----- DATA
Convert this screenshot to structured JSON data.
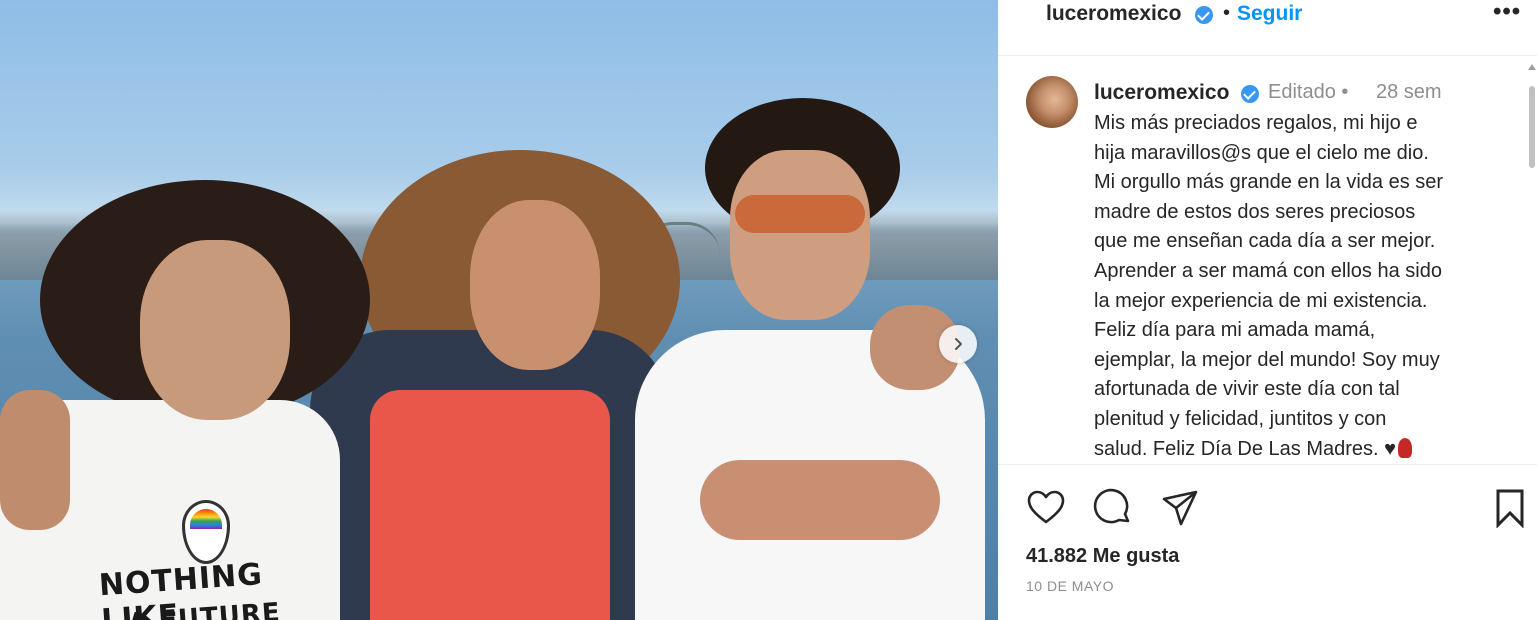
{
  "photo": {
    "shirt_text_line1": "NOTHING LIKE",
    "shirt_text_line2": "A FUTURE",
    "next_icon": "chevron-right-icon"
  },
  "header": {
    "username": "luceromexico",
    "verified_icon": "verified-badge-icon",
    "separator": "•",
    "follow_label": "Seguir",
    "more_label": "•••"
  },
  "post": {
    "username": "luceromexico",
    "edited_label": "Editado",
    "separator": "•",
    "time_ago": "28 sem",
    "caption_lines": [
      "Mis más preciados regalos, mi hijo e",
      "hija maravillos@s que el cielo me dio.",
      "Mi orgullo más grande en la vida es ser",
      "madre de estos dos seres preciosos",
      "que me enseñan cada día a ser mejor.",
      "Aprender a ser mamá con ellos ha sido",
      "la mejor experiencia de mi existencia.",
      "Feliz día para mi amada mamá,",
      "ejemplar, la mejor del mundo! Soy muy",
      "afortunada de vivir este día con tal",
      "plenitud y felicidad, juntitos y con",
      "salud. Feliz Día De Las Madres. ♥"
    ],
    "likes": "41.882 Me gusta",
    "date": "10 DE MAYO"
  },
  "actions": {
    "like_icon": "heart-icon",
    "comment_icon": "comment-icon",
    "share_icon": "send-icon",
    "save_icon": "bookmark-icon"
  },
  "colors": {
    "accent": "#0095f6",
    "verified": "#3897f0",
    "muted": "#8e8e8e",
    "text": "#262626"
  }
}
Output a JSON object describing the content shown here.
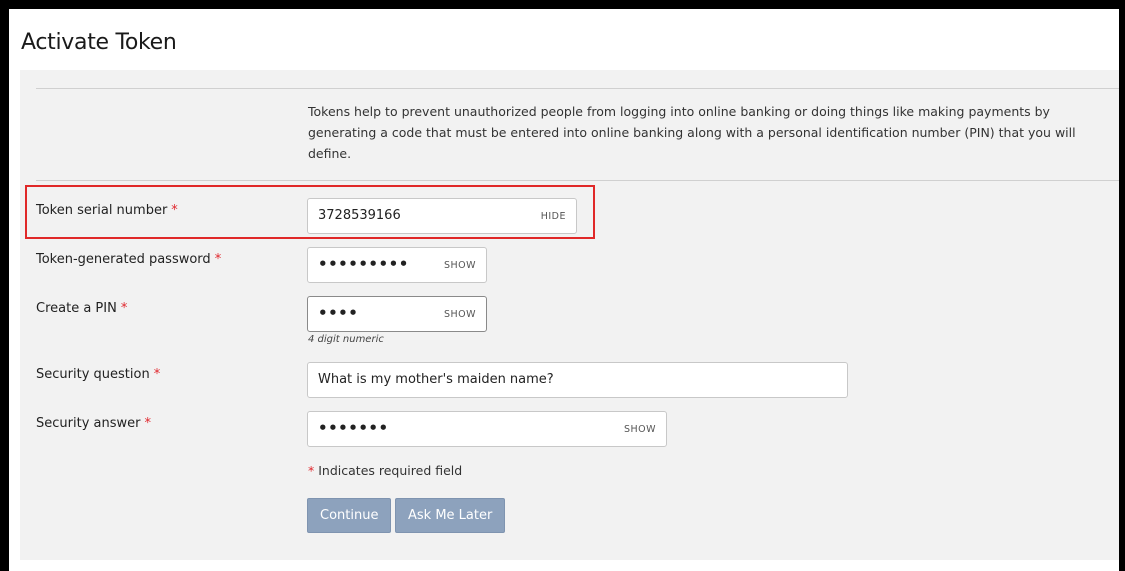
{
  "page": {
    "title": "Activate Token",
    "intro": "Tokens help to prevent unauthorized people from logging into online banking or doing things like making payments by generating a code that must be entered into online banking along with a personal identification number (PIN) that you will define."
  },
  "fields": {
    "serial": {
      "label": "Token serial number",
      "value": "3728539166",
      "toggle": "HIDE"
    },
    "password": {
      "label": "Token-generated password",
      "value": "•••••••••",
      "toggle": "SHOW"
    },
    "pin": {
      "label": "Create a PIN",
      "value": "••••",
      "toggle": "SHOW",
      "hint": "4 digit numeric"
    },
    "question": {
      "label": "Security question",
      "value": "What is my mother's maiden name?"
    },
    "answer": {
      "label": "Security answer",
      "value": "•••••••",
      "toggle": "SHOW"
    }
  },
  "required": {
    "marker": "*",
    "note": "Indicates required field"
  },
  "actions": {
    "continue": "Continue",
    "later": "Ask Me Later"
  },
  "colors": {
    "required_marker": "#e0262c",
    "highlight_box": "#e02828",
    "button_bg": "#8da2bd",
    "panel_bg": "#f2f2f2"
  }
}
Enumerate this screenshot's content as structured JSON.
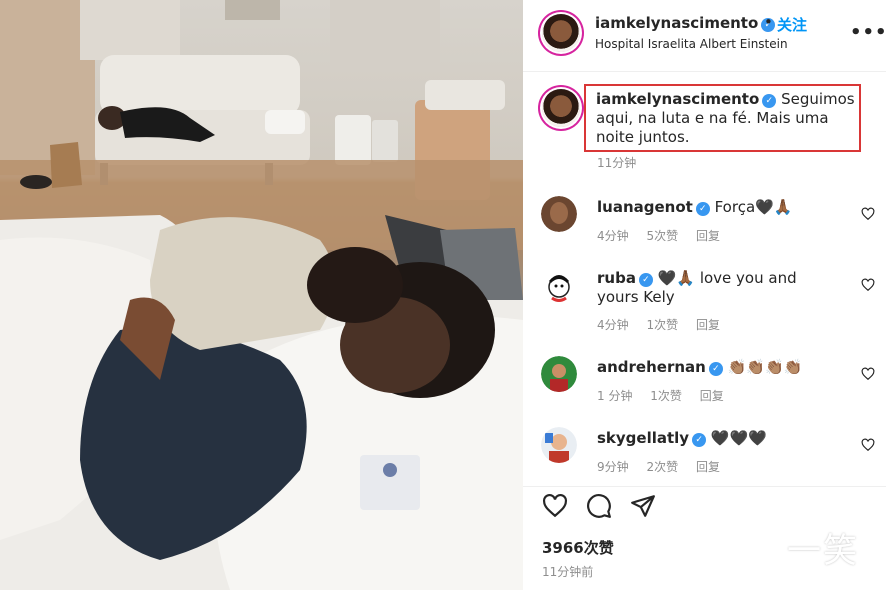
{
  "post": {
    "username": "iamkelynascimento",
    "dot": "•",
    "follow_label": "关注",
    "location": "Hospital Israelita Albert Einstein",
    "more_icon": "more-horizontal-icon",
    "more_label": "•••"
  },
  "caption": {
    "username": "iamkelynascimento",
    "text": "Seguimos aqui, na luta e na fé. Mais uma noite juntos.",
    "time": "11分钟"
  },
  "comments": [
    {
      "username": "luanagenot",
      "text": "Força🖤🙏🏾",
      "time": "4分钟",
      "likes": "5次赞",
      "reply": "回复"
    },
    {
      "username": "ruba",
      "text": "🖤🙏🏾 love you and yours Kely",
      "time": "4分钟",
      "likes": "1次赞",
      "reply": "回复"
    },
    {
      "username": "andrehernan",
      "text": "👏🏽👏🏽👏🏽👏🏽",
      "time": "1 分钟",
      "likes": "1次赞",
      "reply": "回复"
    },
    {
      "username": "skygellatly",
      "text": "🖤🖤🖤",
      "time": "9分钟",
      "likes": "2次赞",
      "reply": "回复"
    }
  ],
  "actions": {
    "like_icon": "heart-icon",
    "comment_icon": "comment-icon",
    "share_icon": "share-icon",
    "likes": "3966次赞",
    "time": "11分钟前"
  },
  "watermark": "一笑",
  "colors": {
    "verified": "#3897f0",
    "follow": "#0095f6",
    "highlight_border": "#d93636",
    "meta": "#8e8e8e"
  }
}
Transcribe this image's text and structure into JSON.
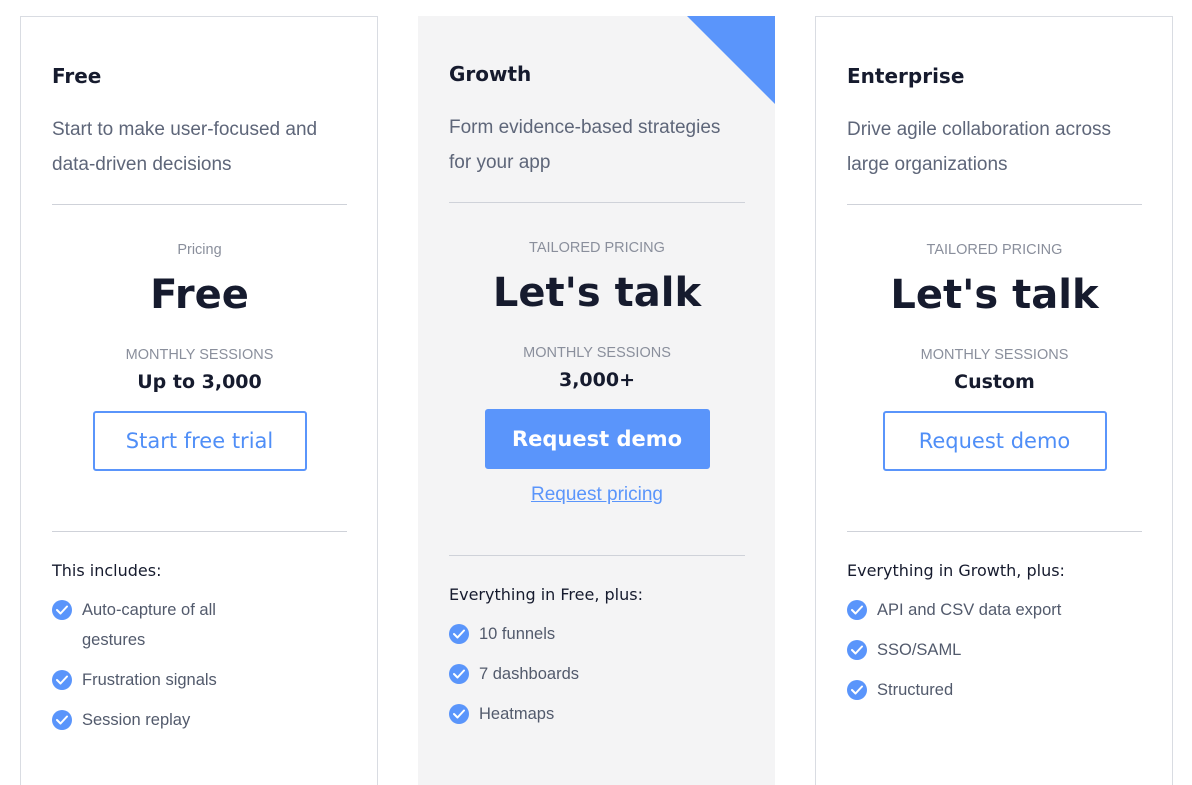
{
  "plans": [
    {
      "name": "Free",
      "description": "Start to make user-focused and data-driven decisions",
      "pricing_label": "Pricing",
      "price": "Free",
      "sessions_label": "MONTHLY SESSIONS",
      "sessions_value": "Up to 3,000",
      "button_label": "Start free trial",
      "includes_title": "This includes:",
      "features": [
        "Auto-capture of all gestures",
        "Frustration signals",
        "Session replay"
      ]
    },
    {
      "name": "Growth",
      "description": "Form evidence-based strategies for your app",
      "pricing_label": "TAILORED PRICING",
      "price": "Let's talk",
      "sessions_label": "MONTHLY SESSIONS",
      "sessions_value": "3,000+",
      "button_label": "Request demo",
      "link_label": "Request pricing",
      "includes_title": "Everything in Free, plus:",
      "features": [
        "10 funnels",
        "7 dashboards",
        "Heatmaps"
      ]
    },
    {
      "name": "Enterprise",
      "description": "Drive agile collaboration across large organizations",
      "pricing_label": "TAILORED PRICING",
      "price": "Let's talk",
      "sessions_label": "MONTHLY SESSIONS",
      "sessions_value": "Custom",
      "button_label": "Request demo",
      "includes_title": "Everything in Growth, plus:",
      "features": [
        "API and CSV data export",
        "SSO/SAML",
        "Structured"
      ]
    }
  ],
  "icons": {
    "feature_check": "check-circle-icon",
    "featured_corner": "corner-ribbon"
  },
  "colors": {
    "accent": "#5a95fb",
    "featured_background": "#f4f4f5",
    "heading": "#161b2e",
    "muted": "#8a8f9c",
    "body": "#5e6679",
    "border": "#d9dce2"
  }
}
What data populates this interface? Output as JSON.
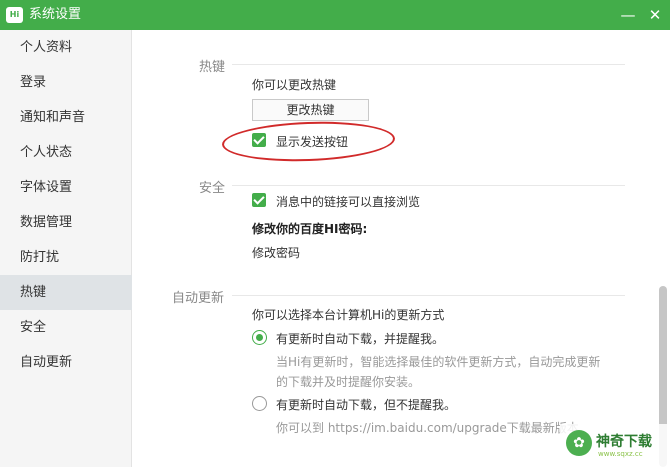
{
  "window": {
    "logo_text": "Hi",
    "title": "系统设置",
    "minimize_glyph": "—",
    "close_glyph": "✕"
  },
  "sidebar": {
    "items": [
      {
        "label": "个人资料"
      },
      {
        "label": "登录"
      },
      {
        "label": "通知和声音"
      },
      {
        "label": "个人状态"
      },
      {
        "label": "字体设置"
      },
      {
        "label": "数据管理"
      },
      {
        "label": "防打扰"
      },
      {
        "label": "热键",
        "active": true
      },
      {
        "label": "安全"
      },
      {
        "label": "自动更新"
      }
    ]
  },
  "hotkey": {
    "section_label": "热键",
    "description": "你可以更改热键",
    "change_button": "更改热键",
    "show_send_button_label": "显示发送按钮",
    "show_send_button_checked": true
  },
  "security": {
    "section_label": "安全",
    "link_browse_label": "消息中的链接可以直接浏览",
    "link_browse_checked": true,
    "password_heading": "修改你的百度HI密码:",
    "change_password_link": "修改密码"
  },
  "autoupdate": {
    "section_label": "自动更新",
    "description": "你可以选择本台计算机Hi的更新方式",
    "option1_label": "有更新时自动下载，并提醒我。",
    "option1_selected": true,
    "option1_desc_line1": "当Hi有更新时，智能选择最佳的软件更新方式，自动完成更新",
    "option1_desc_line2": "的下载并及时提醒你安装。",
    "option2_label": "有更新时自动下载，但不提醒我。",
    "option2_selected": false,
    "option2_desc": "你可以到 https://im.baidu.com/upgrade下载最新版本"
  },
  "watermark": {
    "text": "神奇下载",
    "sub": "www.sqxz.cc"
  },
  "colors": {
    "accent": "#43ad4a",
    "annotation": "#d12a2a"
  }
}
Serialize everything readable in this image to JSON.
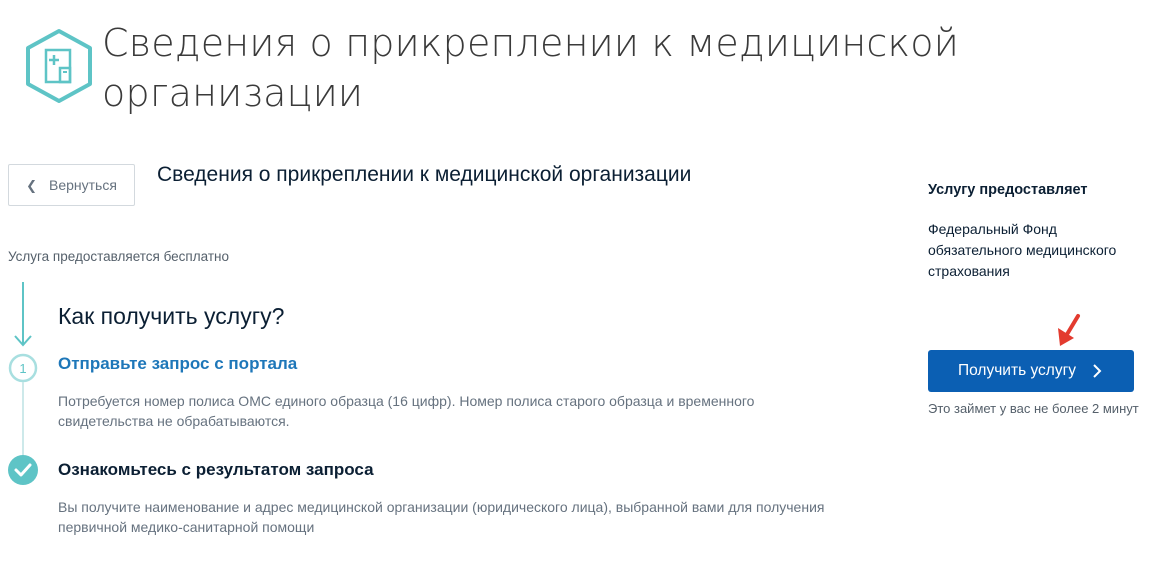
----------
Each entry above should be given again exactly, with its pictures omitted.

### YOUR SOLUTION
Convert this screenshot to structured JSON data.
{
  "photo": {
    "shirt_text_line1": "NOTHING LIKE",
    "shirt_text_line2": "A FUTURE",
    "next_icon": "chevron-right-icon"
  },
  "header": {
    "username": "luceromexico",
    "verified_icon": "verified-badge-icon",
    "separator": "•",
    "follow_label": "Seguir",
    "more_label": "•••"
  },
  "post": {
    "username": "luceromexico",
    "edited_label": "Editado",
    "separator": "•",
    "time_ago": "28 sem",
    "caption_lines": [
      "Mis más preciados regalos, mi hijo e",
      "hija maravillos@s que el cielo me dio.",
      "Mi orgullo más grande en la vida es ser",
      "madre de estos dos seres preciosos",
      "que me enseñan cada día a ser mejor.",
      "Aprender a ser mamá con ellos ha sido",
      "la mejor experiencia de mi existencia.",
      "Feliz día para mi amada mamá,",
      "ejemplar, la mejor del mundo! Soy muy",
      "afortunada de vivir este día con tal",
      "plenitud y felicidad, juntitos y con",
      "salud. Feliz Día De Las Madres. ♥"
    ],
    "likes": "41.882 Me gusta",
    "date": "10 DE MAYO"
  },
  "actions": {
    "like_icon": "heart-icon",
    "comment_icon": "comment-icon",
    "share_icon": "send-icon",
    "save_icon": "bookmark-icon"
  },
  "colors": {
    "accent": "#0095f6",
    "verified": "#3897f0",
    "muted": "#8e8e8e",
    "text": "#262626"
  }
}
Output a JSON object describing the content shown here.
{
  "page": {
    "title": "Activate Token",
    "intro": "Tokens help to prevent unauthorized people from logging into online banking or doing things like making payments by generating a code that must be entered into online banking along with a personal identification number (PIN) that you will define."
  },
  "fields": {
    "serial": {
      "label": "Token serial number",
      "value": "3728539166",
      "toggle": "HIDE"
    },
    "password": {
      "label": "Token-generated password",
      "value": "•••••••••",
      "toggle": "SHOW"
    },
    "pin": {
      "label": "Create a PIN",
      "value": "••••",
      "toggle": "SHOW",
      "hint": "4 digit numeric"
    },
    "question": {
      "label": "Security question",
      "value": "What is my mother's maiden name?"
    },
    "answer": {
      "label": "Security answer",
      "value": "•••••••",
      "toggle": "SHOW"
    }
  },
  "required": {
    "marker": "*",
    "note": "Indicates required field"
  },
  "actions": {
    "continue": "Continue",
    "later": "Ask Me Later"
  },
  "colors": {
    "required_marker": "#e0262c",
    "highlight_box": "#e02828",
    "button_bg": "#8da2bd",
    "panel_bg": "#f2f2f2"
  }
}
Enumerate this screenshot's content as structured JSON.
{
  "post": {
    "username": "iamkelynascimento",
    "dot": "•",
    "follow_label": "关注",
    "location": "Hospital Israelita Albert Einstein",
    "more_icon": "more-horizontal-icon",
    "more_label": "•••"
  },
  "caption": {
    "username": "iamkelynascimento",
    "text": "Seguimos aqui, na luta e na fé. Mais uma noite juntos.",
    "time": "11分钟"
  },
  "comments": [
    {
      "username": "luanagenot",
      "text": "Força🖤🙏🏾",
      "time": "4分钟",
      "likes": "5次赞",
      "reply": "回复"
    },
    {
      "username": "ruba",
      "text": "🖤🙏🏾 love you and yours Kely",
      "time": "4分钟",
      "likes": "1次赞",
      "reply": "回复"
    },
    {
      "username": "andrehernan",
      "text": "👏🏽👏🏽👏🏽👏🏽",
      "time": "1 分钟",
      "likes": "1次赞",
      "reply": "回复"
    },
    {
      "username": "skygellatly",
      "text": "🖤🖤🖤",
      "time": "9分钟",
      "likes": "2次赞",
      "reply": "回复"
    }
  ],
  "actions": {
    "like_icon": "heart-icon",
    "comment_icon": "comment-icon",
    "share_icon": "share-icon",
    "likes": "3966次赞",
    "time": "11分钟前"
  },
  "watermark": "一笑",
  "colors": {
    "verified": "#3897f0",
    "follow": "#0095f6",
    "highlight_border": "#d93636",
    "meta": "#8e8e8e"
  }
}
Transcribe this image's text and structure into JSON.
{
  "plans": [
    {
      "name": "Free",
      "description": "Start to make user-focused and data-driven decisions",
      "pricing_label": "Pricing",
      "price": "Free",
      "sessions_label": "MONTHLY SESSIONS",
      "sessions_value": "Up to 3,000",
      "button_label": "Start free trial",
      "includes_title": "This includes:",
      "features": [
        "Auto-capture of all gestures",
        "Frustration signals",
        "Session replay"
      ]
    },
    {
      "name": "Growth",
      "description": "Form evidence-based strategies for your app",
      "pricing_label": "TAILORED PRICING",
      "price": "Let's talk",
      "sessions_label": "MONTHLY SESSIONS",
      "sessions_value": "3,000+",
      "button_label": "Request demo",
      "link_label": "Request pricing",
      "includes_title": "Everything in Free, plus:",
      "features": [
        "10 funnels",
        "7 dashboards",
        "Heatmaps"
      ]
    },
    {
      "name": "Enterprise",
      "description": "Drive agile collaboration across large organizations",
      "pricing_label": "TAILORED PRICING",
      "price": "Let's talk",
      "sessions_label": "MONTHLY SESSIONS",
      "sessions_value": "Custom",
      "button_label": "Request demo",
      "includes_title": "Everything in Growth, plus:",
      "features": [
        "API and CSV data export",
        "SSO/SAML",
        "Structured"
      ]
    }
  ],
  "icons": {
    "feature_check": "check-circle-icon",
    "featured_corner": "corner-ribbon"
  },
  "colors": {
    "accent": "#5a95fb",
    "featured_background": "#f4f4f5",
    "heading": "#161b2e",
    "muted": "#8a8f9c",
    "body": "#5e6679",
    "border": "#d9dce2"
  }
}
What data populates this interface? Output as JSON.
{
  "window": {
    "logo_text": "Hi",
    "title": "系统设置",
    "minimize_glyph": "—",
    "close_glyph": "✕"
  },
  "sidebar": {
    "items": [
      {
        "label": "个人资料"
      },
      {
        "label": "登录"
      },
      {
        "label": "通知和声音"
      },
      {
        "label": "个人状态"
      },
      {
        "label": "字体设置"
      },
      {
        "label": "数据管理"
      },
      {
        "label": "防打扰"
      },
      {
        "label": "热键",
        "active": true
      },
      {
        "label": "安全"
      },
      {
        "label": "自动更新"
      }
    ]
  },
  "hotkey": {
    "section_label": "热键",
    "description": "你可以更改热键",
    "change_button": "更改热键",
    "show_send_button_label": "显示发送按钮",
    "show_send_button_checked": true
  },
  "security": {
    "section_label": "安全",
    "link_browse_label": "消息中的链接可以直接浏览",
    "link_browse_checked": true,
    "password_heading": "修改你的百度HI密码:",
    "change_password_link": "修改密码"
  },
  "autoupdate": {
    "section_label": "自动更新",
    "description": "你可以选择本台计算机Hi的更新方式",
    "option1_label": "有更新时自动下载，并提醒我。",
    "option1_selected": true,
    "option1_desc_line1": "当Hi有更新时，智能选择最佳的软件更新方式，自动完成更新",
    "option1_desc_line2": "的下载并及时提醒你安装。",
    "option2_label": "有更新时自动下载，但不提醒我。",
    "option2_selected": false,
    "option2_desc": "你可以到 https://im.baidu.com/upgrade下载最新版本"
  },
  "watermark": {
    "text": "神奇下载",
    "sub": "www.sqxz.cc"
  },
  "colors": {
    "accent": "#43ad4a",
    "annotation": "#d12a2a"
  }
}
Serialize everything readable in this image to JSON.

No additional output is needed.